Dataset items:
________________________________________

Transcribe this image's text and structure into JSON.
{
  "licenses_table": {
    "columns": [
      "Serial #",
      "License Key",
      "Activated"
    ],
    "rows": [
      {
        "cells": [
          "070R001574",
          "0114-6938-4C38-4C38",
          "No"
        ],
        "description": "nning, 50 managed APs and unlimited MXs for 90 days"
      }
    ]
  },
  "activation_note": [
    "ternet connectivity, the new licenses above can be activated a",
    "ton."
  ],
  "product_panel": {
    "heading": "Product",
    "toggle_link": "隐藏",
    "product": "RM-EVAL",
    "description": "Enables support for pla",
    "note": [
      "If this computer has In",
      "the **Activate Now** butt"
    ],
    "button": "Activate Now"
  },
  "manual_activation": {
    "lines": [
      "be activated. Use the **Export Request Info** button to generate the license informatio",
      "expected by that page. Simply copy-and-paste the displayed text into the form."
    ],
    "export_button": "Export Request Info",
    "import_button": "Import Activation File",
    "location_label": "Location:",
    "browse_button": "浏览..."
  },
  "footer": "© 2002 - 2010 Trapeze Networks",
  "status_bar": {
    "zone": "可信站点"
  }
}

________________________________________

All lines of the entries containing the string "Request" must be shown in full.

● **TASK SOLUTION**:
      "be activated. Use the **Export Request Info** button to generate the license informatio",
    "export_button": "Export Request Info",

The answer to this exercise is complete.